We believe therapists who work with gender and sexual minoritized clients must exhibit unconditional regard and such regard can only flow from an affirming stance.

We believe that we can never be free of heterosexism and cissexism, therefore, an affirming stance includes ongoing critical self-exploration of one’s heterosexism and cissexism.*

We believe that we have a duty to address heterosexism and cissexism in the therapy room, in our classrooms, and in each of our familial and community spheres of influence.

We do not believe that a stance of love and acceptance despite a person’s gender or sexual minoritized identity or relationship is compatible with an affirming stance. We do not believe you can hold an affirming stance and also hold a stance that a gender or sexual minoritized identity or relationships are inherently sinful, unhealthy, or not “normative”.

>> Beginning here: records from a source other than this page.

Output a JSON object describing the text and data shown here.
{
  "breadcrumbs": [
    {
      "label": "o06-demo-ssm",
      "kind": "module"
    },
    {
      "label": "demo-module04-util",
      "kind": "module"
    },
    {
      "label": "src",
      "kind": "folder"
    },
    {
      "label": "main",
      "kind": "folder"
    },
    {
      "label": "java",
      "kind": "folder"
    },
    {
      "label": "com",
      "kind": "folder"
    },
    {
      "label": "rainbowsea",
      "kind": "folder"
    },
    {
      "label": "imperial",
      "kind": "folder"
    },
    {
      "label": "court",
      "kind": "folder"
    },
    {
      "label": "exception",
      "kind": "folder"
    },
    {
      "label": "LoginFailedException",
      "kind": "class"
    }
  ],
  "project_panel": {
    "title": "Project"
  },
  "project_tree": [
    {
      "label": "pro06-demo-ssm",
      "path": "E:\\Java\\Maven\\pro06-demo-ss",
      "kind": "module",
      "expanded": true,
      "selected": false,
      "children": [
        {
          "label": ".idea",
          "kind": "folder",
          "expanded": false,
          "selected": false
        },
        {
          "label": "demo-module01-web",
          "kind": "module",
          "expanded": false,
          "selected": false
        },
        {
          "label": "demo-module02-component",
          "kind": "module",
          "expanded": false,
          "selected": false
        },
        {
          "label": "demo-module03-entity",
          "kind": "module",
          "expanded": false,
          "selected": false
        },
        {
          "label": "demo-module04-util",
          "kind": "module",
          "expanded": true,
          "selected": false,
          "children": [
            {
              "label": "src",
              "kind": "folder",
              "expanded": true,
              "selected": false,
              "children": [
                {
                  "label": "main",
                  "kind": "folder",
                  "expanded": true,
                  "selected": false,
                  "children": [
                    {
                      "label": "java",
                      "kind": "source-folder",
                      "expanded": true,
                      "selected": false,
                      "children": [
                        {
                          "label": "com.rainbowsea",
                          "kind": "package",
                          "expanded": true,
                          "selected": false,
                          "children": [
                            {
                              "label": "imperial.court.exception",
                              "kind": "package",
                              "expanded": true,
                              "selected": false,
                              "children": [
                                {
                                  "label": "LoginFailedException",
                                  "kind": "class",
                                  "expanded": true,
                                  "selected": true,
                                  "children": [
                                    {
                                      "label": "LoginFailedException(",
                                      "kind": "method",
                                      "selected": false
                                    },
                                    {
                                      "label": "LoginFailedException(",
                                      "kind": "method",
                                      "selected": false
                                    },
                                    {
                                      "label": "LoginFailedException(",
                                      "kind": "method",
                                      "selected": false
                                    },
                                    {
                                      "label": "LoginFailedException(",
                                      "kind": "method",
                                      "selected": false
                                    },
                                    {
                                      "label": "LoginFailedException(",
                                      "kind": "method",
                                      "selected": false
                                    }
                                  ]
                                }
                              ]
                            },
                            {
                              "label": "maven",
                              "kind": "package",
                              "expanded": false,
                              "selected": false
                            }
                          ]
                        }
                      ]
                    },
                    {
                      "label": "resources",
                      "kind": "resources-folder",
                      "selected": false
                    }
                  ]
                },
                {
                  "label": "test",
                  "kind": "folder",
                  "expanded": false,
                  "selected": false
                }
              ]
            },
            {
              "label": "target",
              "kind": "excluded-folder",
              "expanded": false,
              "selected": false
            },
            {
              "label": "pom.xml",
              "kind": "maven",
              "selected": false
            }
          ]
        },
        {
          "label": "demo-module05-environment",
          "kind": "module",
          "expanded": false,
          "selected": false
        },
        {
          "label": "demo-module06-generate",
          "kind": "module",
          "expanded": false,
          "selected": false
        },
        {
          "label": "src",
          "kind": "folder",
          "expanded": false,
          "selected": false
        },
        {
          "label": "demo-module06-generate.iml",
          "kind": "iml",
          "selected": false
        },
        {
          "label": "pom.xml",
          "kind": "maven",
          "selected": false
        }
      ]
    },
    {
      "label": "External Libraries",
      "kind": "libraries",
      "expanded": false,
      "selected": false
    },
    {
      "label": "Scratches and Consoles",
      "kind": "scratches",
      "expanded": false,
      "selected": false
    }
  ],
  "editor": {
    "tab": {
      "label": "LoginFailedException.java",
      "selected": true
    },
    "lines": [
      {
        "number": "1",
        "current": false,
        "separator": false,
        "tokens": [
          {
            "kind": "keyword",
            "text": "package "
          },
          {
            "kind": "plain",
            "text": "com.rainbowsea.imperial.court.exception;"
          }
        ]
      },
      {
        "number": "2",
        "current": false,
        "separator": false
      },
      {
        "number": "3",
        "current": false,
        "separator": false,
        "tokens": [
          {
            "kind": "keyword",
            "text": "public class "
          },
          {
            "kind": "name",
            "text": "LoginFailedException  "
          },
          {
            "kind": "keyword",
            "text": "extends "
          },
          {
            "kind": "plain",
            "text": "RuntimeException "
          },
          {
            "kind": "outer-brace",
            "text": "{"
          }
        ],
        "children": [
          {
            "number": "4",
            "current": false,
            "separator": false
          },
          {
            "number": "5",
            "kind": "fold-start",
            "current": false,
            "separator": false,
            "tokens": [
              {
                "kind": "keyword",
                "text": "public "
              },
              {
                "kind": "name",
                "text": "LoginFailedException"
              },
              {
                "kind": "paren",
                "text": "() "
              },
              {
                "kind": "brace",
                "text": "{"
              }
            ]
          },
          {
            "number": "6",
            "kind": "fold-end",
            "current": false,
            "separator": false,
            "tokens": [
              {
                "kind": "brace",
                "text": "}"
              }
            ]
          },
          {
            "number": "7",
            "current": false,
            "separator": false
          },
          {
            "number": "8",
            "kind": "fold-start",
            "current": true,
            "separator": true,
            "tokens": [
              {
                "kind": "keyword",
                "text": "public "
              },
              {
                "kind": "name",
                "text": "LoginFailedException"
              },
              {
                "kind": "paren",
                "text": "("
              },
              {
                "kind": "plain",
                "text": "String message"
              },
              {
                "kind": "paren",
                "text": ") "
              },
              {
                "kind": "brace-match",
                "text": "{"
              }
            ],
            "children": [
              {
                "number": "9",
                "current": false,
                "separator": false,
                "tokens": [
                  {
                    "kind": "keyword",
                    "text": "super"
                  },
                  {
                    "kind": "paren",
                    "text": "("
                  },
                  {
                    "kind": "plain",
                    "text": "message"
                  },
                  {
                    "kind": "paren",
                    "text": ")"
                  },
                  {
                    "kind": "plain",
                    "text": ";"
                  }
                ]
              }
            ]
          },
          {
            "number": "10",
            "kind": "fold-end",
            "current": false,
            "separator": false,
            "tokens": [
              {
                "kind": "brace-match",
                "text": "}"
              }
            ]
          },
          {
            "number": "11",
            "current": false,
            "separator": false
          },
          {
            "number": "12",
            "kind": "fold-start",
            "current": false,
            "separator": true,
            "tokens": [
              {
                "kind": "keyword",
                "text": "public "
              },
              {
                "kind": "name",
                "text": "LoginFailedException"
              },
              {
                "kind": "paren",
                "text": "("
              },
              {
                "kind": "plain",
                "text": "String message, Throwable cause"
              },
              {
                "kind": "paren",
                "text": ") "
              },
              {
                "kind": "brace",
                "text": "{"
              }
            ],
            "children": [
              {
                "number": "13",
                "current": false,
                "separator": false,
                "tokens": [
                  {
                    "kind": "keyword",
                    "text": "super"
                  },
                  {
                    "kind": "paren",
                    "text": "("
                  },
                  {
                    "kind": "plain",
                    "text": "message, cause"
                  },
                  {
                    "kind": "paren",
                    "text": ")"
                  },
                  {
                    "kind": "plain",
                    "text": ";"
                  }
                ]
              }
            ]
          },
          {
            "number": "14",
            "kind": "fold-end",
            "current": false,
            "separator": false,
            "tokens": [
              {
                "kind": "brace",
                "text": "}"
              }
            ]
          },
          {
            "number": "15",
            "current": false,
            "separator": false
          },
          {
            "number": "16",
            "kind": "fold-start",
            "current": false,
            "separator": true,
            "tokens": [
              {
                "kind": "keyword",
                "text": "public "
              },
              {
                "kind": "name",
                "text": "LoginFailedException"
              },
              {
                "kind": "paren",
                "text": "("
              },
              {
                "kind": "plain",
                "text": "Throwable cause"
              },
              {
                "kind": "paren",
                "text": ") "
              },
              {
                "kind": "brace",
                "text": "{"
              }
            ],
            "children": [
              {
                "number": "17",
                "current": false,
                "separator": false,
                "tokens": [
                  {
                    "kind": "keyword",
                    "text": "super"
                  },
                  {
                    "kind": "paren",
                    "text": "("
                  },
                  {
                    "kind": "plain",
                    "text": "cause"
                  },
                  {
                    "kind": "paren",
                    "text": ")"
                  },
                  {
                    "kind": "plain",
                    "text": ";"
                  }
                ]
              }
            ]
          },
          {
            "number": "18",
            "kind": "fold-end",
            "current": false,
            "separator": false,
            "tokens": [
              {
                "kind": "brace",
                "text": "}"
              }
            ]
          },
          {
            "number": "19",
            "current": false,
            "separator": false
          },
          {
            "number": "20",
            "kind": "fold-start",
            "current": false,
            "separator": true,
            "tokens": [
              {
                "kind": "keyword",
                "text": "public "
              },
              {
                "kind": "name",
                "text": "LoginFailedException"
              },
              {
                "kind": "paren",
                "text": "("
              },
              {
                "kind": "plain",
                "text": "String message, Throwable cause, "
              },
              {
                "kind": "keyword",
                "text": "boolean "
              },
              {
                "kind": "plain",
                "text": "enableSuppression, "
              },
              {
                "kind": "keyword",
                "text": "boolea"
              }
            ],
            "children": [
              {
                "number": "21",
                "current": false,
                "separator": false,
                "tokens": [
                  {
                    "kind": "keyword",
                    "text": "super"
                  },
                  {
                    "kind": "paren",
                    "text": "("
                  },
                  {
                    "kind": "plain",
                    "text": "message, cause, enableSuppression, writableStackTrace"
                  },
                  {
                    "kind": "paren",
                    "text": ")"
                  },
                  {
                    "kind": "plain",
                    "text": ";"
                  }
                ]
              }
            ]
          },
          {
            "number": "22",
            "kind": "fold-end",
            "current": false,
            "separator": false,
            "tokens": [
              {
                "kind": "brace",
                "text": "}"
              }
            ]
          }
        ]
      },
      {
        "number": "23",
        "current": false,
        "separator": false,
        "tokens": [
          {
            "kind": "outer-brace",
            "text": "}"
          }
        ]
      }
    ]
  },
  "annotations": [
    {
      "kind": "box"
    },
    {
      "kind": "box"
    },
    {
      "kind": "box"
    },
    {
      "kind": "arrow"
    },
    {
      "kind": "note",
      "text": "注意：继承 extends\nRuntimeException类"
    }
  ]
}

*Resources on Becoming an Affirmative Therapist:

McGeorge, C., & Stone Carlson, T. (2011). Deconstructing heterosexism: Becoming an LGB affirmative heterosexual couple and family therapy. Journal of Marital and Family Therapy, 37, 14-26.

McGeorge, C. R., Coburn, K. O., & Walsdorf, A. A. (in press). Deconstructing cissexism: The journey of becoming an affirmative family therapist for transgender and nonbinary clients. Journal of Marital and Family Therapy